Types of Logic Checks
Limit tests
Validity checks
Missing data checks
Check digits
Application Controls
Related to the specific computer processing applications
Check Digit
A check digit is an arithmetic manipulation of a numerical field that captures the information content of that field and then gets "tacked" onto the end of that numeric field
Types of Physical Safeguards
File labels
File protection rings
File protection plans
Particular Internal Control Considerations in an EDP Environment
Segregation of duties may be undermined
Audit trail may be lacking
Computer processing is uniform
Batch Totals
Totals that actually mean something
Built in Controls for Hardware and Systems Software
Parity check
Echo check
Diagnostic routines
Boundary protection
Types of Control Totals
Batch totals
Hash totals
Record count
Hash Totals
Totals that have no meaningful interpretation
Objective of Processing Application Controls
That the processing of data is accurate and as authorized
Objective of Input Application Controls
That the input of data is accurate and as authorized
Record Count
Keeping track of the number of records processed to determine that the appropriate number was accounted for
General Controls
Controls that have pervasive effects on all the specific applications
Objective of Output Application Controls
That the output of data (and the distribution of any related reports) is accurate and as authorized
Validity Checks
Are the data recognized as legitimate possibilities

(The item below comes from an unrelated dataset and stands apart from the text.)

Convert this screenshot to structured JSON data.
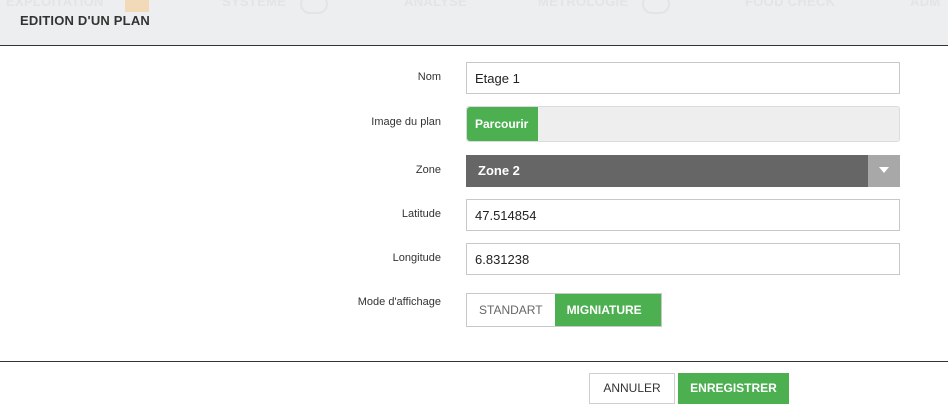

Missing Data Checks
Are there any omissions from any fields in which data should have been present